- [TASK TO COMPLETE]
Search the records for the word "Ocean" and copy each line in which it appears.

- [PROVIDED MATERIAL]
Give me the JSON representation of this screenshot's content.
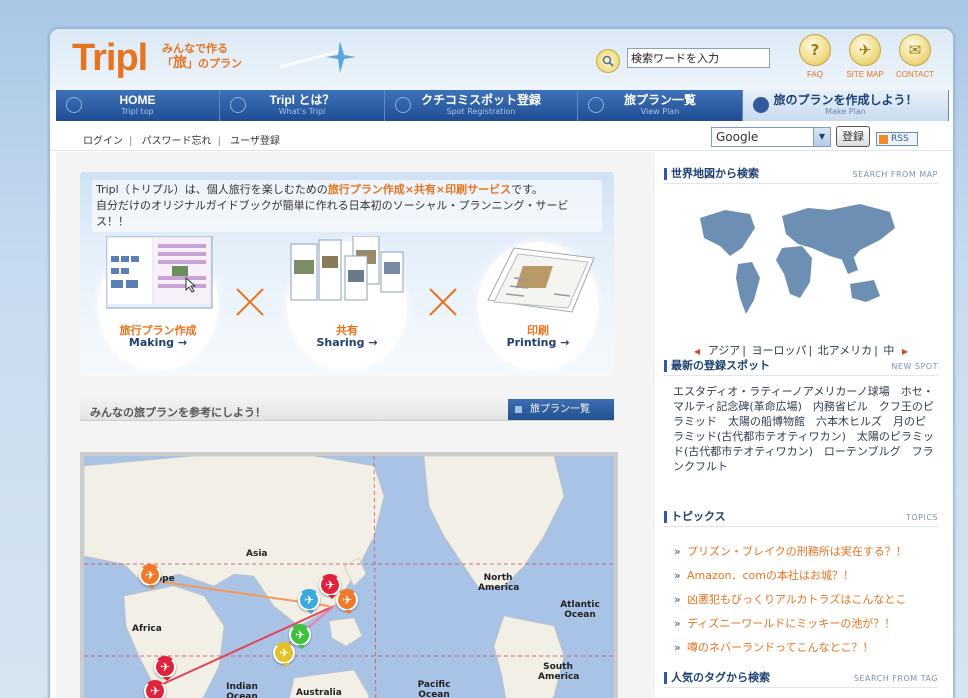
{
  "header": {
    "logo": "Tripl",
    "tagline_line1": "みんなで作る",
    "tagline_line2_pre": "「",
    "tagline_line2_big": "旅",
    "tagline_line2_post": "」のプラン",
    "search_placeholder": "検索ワードを入力",
    "icons": [
      {
        "label": "FAQ",
        "glyph": "?",
        "icon": "question-icon"
      },
      {
        "label": "SITE MAP",
        "glyph": "✈",
        "icon": "plane-icon"
      },
      {
        "label": "CONTACT",
        "glyph": "✉",
        "icon": "envelope-icon"
      }
    ]
  },
  "nav": [
    {
      "ja": "HOME",
      "en": "Tripl top"
    },
    {
      "ja": "Tripl とは？",
      "en": "What's Tripl"
    },
    {
      "ja": "クチコミスポット登録",
      "en": "Spot Registration"
    },
    {
      "ja": "旅プラン一覧",
      "en": "View Plan"
    },
    {
      "ja": "旅のプランを作成しよう！",
      "en": "Make Plan"
    }
  ],
  "subbar": {
    "links": [
      "ログイン",
      "パスワード忘れ",
      "ユーザ登録"
    ],
    "select_value": "Google",
    "register_button": "登録",
    "rss": "RSS"
  },
  "intro": {
    "text_pre": "Tripl（トリプル）は、個人旅行を楽しむための",
    "text_hl": "旅行プラン作成×共有×印刷サービス",
    "text_post": "です。",
    "line2": "自分だけのオリジナルガイドブックが簡単に作れる日本初のソーシャル・プランニング・サービス！！",
    "features": [
      {
        "ja": "旅行プラン作成",
        "en": "Making →"
      },
      {
        "ja": "共有",
        "en": "Sharing →"
      },
      {
        "ja": "印刷",
        "en": "Printing →"
      }
    ]
  },
  "plans": {
    "title": "みんなの旅プランを参考にしよう！",
    "button": "旅プラン一覧"
  },
  "map": {
    "labels": [
      "Asia",
      "North America",
      "Atlantic Ocean",
      "Africa",
      "South America",
      "Indian Ocean",
      "Australia",
      "Pacific Ocean",
      "ope"
    ]
  },
  "sidebar": {
    "world": {
      "title": "世界地図から検索",
      "en": "SEARCH FROM MAP",
      "regions": [
        "アジア",
        "ヨーロッパ",
        "北アメリカ",
        "中"
      ]
    },
    "spots": {
      "title": "最新の登録スポット",
      "en": "NEW SPOT",
      "text": "エスタディオ・ラティーノアメリカーノ球場　ホセ・マルティ記念碑(革命広場)　内務省ビル　クフ王のピラミッド　太陽の船博物館　六本木ヒルズ　月のピラミッド(古代都市テオティワカン)　太陽のピラミッド(古代都市テオティワカン)　ローテンブルグ　フランクフルト"
    },
    "topics": {
      "title": "トピックス",
      "en": "TOPICS",
      "items": [
        "プリズン・ブレイクの刑務所は実在する？！",
        "Amazon．comの本社はお城？！",
        "凶悪犯もびっくりアルカトラズはこんなとこ",
        "ディズニーワールドにミッキーの池が？！",
        "噂のネバーランドってこんなとこ？！"
      ]
    },
    "tags": {
      "title": "人気のタグから検索",
      "en": "SEARCH FROM TAG"
    }
  },
  "colors": {
    "accent": "#e8731e",
    "nav": "#2b5ea3",
    "link": "#1d3f72"
  }
}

- [RESPONSE AREA]
      "Atlantic Ocean",
      "Indian Ocean",
      "Pacific Ocean",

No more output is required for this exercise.